/---

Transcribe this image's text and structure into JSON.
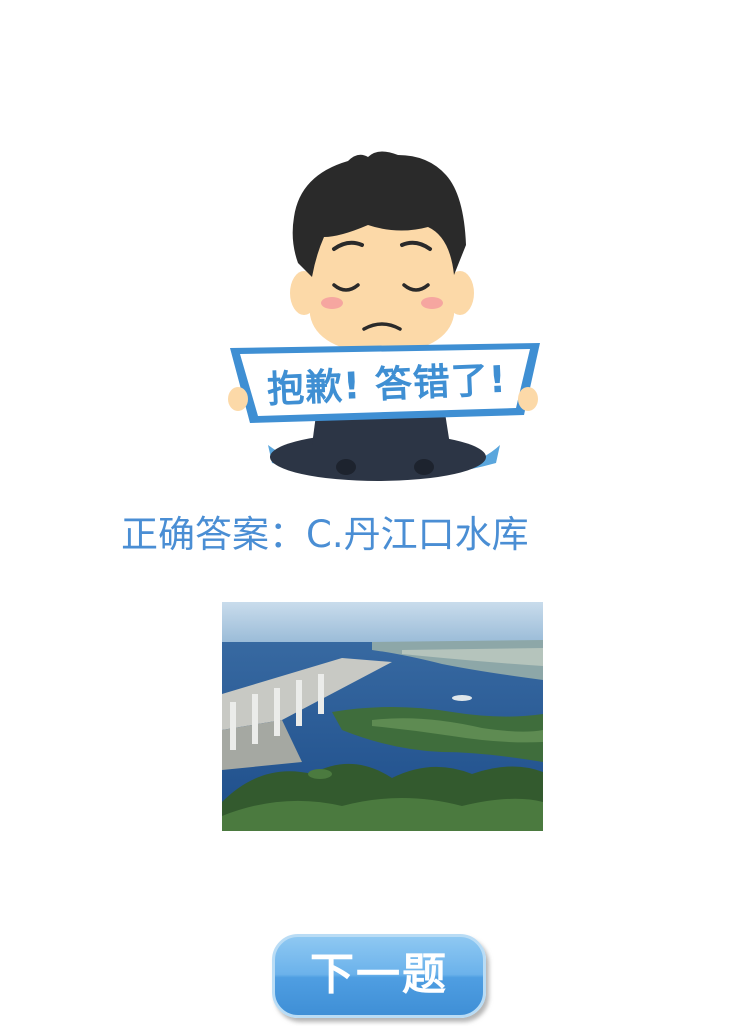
{
  "result": {
    "sign_text": "抱歉! 答错了!",
    "answer_text": "正确答案：C.丹江口水库"
  },
  "photo": {
    "subject": "dam-reservoir-aerial-photo"
  },
  "actions": {
    "next_label": "下一题"
  },
  "colors": {
    "accent": "#4a8ed4",
    "button_top": "#8ec8f2",
    "button_bottom": "#3f8fd6",
    "hair": "#2a2a2a",
    "skin": "#fcd9a8",
    "suit": "#2c3545"
  }
}
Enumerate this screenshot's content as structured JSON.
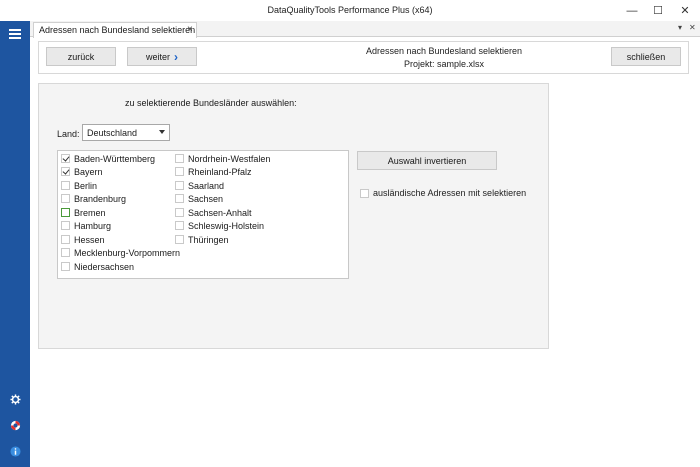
{
  "window": {
    "title": "DataQualityTools Performance Plus (x64)",
    "minimize_glyph": "—",
    "maximize_glyph": "☐",
    "close_glyph": "✕"
  },
  "sidebar": {
    "icons": [
      "menu-icon",
      "gear-icon",
      "lifebuoy-icon",
      "info-icon"
    ]
  },
  "tabs": [
    {
      "label": "Adressen nach Bundesland selektieren",
      "close": "×"
    }
  ],
  "tabstrip": {
    "dropdown_glyph": "▾",
    "close_glyph": "✕"
  },
  "header": {
    "back_label": "zurück",
    "next_label": "weiter",
    "next_glyph": "›",
    "title": "Adressen nach Bundesland selektieren",
    "project": "Projekt: sample.xlsx",
    "close_label": "schließen"
  },
  "form": {
    "instruction": "zu selektierende Bundesländer auswählen:",
    "land_label": "Land:",
    "land_value": "Deutschland",
    "invert_label": "Auswahl invertieren",
    "foreign_label": "ausländische Adressen mit selektieren",
    "foreign_checked": false,
    "states_col1": [
      {
        "name": "Baden-Württemberg",
        "checked": true
      },
      {
        "name": "Bayern",
        "checked": true
      },
      {
        "name": "Berlin",
        "checked": false
      },
      {
        "name": "Brandenburg",
        "checked": false
      },
      {
        "name": "Bremen",
        "checked": false
      },
      {
        "name": "Hamburg",
        "checked": false
      },
      {
        "name": "Hessen",
        "checked": false
      },
      {
        "name": "Mecklenburg-Vorpommern",
        "checked": false
      },
      {
        "name": "Niedersachsen",
        "checked": false
      }
    ],
    "states_col2": [
      {
        "name": "Nordrhein-Westfalen",
        "checked": false
      },
      {
        "name": "Rheinland-Pfalz",
        "checked": false
      },
      {
        "name": "Saarland",
        "checked": false
      },
      {
        "name": "Sachsen",
        "checked": false
      },
      {
        "name": "Sachsen-Anhalt",
        "checked": false
      },
      {
        "name": "Schleswig-Holstein",
        "checked": false
      },
      {
        "name": "Thüringen",
        "checked": false
      }
    ]
  },
  "colors": {
    "sidebar": "#1e55a0",
    "panel": "#f4f4f4",
    "button": "#e9e9e9",
    "accent_arrow": "#1e64c8"
  }
}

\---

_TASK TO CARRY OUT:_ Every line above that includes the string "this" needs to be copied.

_RESPONSE TO THE TASK:_
Transcribe this image's text and structure into JSON.
Enumerate this screenshot's content as structured JSON.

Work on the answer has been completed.